Taking some photos before the ball.
I wore Evie. This is a nice photo of the bodice with recently added sleeve trim.
Plaid dresses!
Something exciting was being said, though I don’t remember what! This is good proof, though, that my Evie hair wreath does often take on a very green hue in contrast to the sometimes gold-ish brown that it looks in pictures.
In lines, dancing Le Tourbillion.
Dancing in a large circle. This is either Spanish Dance or Soldier’s Joy. I always get them confused since they start out similarly!
Lines of ladies and gentlemen dancing Gothic Dance.
Ladies passing under the “Gothic” arches!
Wondering what this odd scene is? This is one of the dance games in the German. You’ll have to forgive me for not remembering the names of them. In this one, a lady sat in the chair with a mirror and cloth. She could see the gentleman standing behind her in the mirror. She would wipe the mirror to dismiss them until she found one she wanted to dance with.
In this dance game, the lady presented one of the two gentlemen with a glass of “wine.” She then danced with the other gentleman.
For this dance game, the gentlemen were blindfolded (I was dancing as a gentleman…). We all stood in a circle with ladies in between gentlemen and then would begin to give hands, right then left, around the circle. Because the gentlemen were blindfolded the ladies had to be sure to catch their hands to keep them from wandering out of the circle. At the sound of a whistle, you would dance with the person whose hand you were holding. Something must have been mixed up, because two of us blindfolded “gentlemen” wound up dancing together, to the great amusement of all onlookers. Lucky for us we’re both proficient waltzers, and being blindfolded isn’t much of a challenge. People were quite impressed and amused.
Another dance game, with 5 each of ribbons, ladies, and gentlemen. Once the center of the ribbon was released each person found the person holding the other end of their ribbon and danced with them.
This dance game involves two people trying to capture one of the dancing couples in the sash. When they’ve caught someone they switch around so different people are the ones holding the sash. The people dancing have to try to dance away from capture.
It’s hard to see, but the couple with the plaid dress is holding a top hat. The object of this dance game is for the second couple to dance close enough to the couple with the top hat to drop a glove into it. When that happens then the couple with glove becomes the couple with the hat. Only dancing, not running, is allowed to elude the couple with the glove.

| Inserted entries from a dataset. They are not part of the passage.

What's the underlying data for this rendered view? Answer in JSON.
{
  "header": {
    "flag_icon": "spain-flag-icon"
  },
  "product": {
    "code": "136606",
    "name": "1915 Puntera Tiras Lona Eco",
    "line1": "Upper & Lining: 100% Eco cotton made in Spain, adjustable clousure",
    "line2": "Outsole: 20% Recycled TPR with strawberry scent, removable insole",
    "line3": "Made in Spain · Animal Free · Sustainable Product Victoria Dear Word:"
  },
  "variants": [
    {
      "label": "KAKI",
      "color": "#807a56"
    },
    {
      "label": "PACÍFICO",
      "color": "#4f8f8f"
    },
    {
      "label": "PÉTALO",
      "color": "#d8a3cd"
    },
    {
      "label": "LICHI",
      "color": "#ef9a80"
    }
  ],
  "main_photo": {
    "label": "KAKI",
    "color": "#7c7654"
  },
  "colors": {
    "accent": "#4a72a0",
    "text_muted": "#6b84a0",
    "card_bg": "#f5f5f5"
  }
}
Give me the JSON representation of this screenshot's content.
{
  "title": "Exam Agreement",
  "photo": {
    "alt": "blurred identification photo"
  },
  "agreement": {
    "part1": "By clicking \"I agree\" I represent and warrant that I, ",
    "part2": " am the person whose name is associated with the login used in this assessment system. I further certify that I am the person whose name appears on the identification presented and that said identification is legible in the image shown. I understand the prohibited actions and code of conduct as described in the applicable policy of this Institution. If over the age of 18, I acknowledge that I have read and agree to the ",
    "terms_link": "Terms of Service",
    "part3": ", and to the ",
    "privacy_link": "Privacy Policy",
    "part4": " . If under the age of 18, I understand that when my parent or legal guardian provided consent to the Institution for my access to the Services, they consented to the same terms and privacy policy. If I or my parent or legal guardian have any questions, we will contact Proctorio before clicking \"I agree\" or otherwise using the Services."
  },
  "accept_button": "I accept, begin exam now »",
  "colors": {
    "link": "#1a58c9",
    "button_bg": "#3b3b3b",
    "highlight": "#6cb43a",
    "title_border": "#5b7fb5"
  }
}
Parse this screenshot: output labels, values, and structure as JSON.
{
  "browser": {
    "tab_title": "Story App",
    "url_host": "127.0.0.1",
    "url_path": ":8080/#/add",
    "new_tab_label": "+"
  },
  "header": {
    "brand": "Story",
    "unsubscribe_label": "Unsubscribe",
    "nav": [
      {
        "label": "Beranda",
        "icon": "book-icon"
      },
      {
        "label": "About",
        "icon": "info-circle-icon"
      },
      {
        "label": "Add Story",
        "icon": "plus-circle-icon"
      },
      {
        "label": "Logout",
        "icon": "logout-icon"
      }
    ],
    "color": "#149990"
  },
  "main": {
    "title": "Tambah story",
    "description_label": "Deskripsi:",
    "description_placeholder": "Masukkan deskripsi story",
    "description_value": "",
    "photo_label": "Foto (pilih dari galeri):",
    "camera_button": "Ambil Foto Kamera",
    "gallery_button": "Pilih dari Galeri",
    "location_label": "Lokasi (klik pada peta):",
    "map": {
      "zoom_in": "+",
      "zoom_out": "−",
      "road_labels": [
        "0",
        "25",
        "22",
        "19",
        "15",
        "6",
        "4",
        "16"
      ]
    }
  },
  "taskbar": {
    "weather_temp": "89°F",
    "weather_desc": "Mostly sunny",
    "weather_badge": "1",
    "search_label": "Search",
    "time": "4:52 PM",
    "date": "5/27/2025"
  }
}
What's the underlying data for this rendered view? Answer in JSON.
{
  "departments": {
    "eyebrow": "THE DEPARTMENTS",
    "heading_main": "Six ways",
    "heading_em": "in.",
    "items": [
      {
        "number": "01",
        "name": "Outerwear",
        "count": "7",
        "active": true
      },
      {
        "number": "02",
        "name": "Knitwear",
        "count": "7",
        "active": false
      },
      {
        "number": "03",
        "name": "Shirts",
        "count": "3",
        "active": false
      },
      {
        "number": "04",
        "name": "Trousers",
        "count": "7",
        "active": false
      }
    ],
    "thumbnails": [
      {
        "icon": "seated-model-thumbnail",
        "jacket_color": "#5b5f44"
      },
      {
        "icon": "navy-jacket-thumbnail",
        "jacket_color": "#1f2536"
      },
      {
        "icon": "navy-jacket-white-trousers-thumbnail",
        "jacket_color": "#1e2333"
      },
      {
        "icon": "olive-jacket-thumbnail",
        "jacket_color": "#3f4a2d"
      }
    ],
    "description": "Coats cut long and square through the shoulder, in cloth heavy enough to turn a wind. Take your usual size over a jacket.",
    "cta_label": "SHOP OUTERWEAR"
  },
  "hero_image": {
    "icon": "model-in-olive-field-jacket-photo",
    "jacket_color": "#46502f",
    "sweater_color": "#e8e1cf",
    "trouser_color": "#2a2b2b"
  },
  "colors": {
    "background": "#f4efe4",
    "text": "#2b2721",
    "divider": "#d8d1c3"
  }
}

All in all a fun and energetic day and night of dancing, especially with the German that was directly after the ball. I hope you enjoyed these.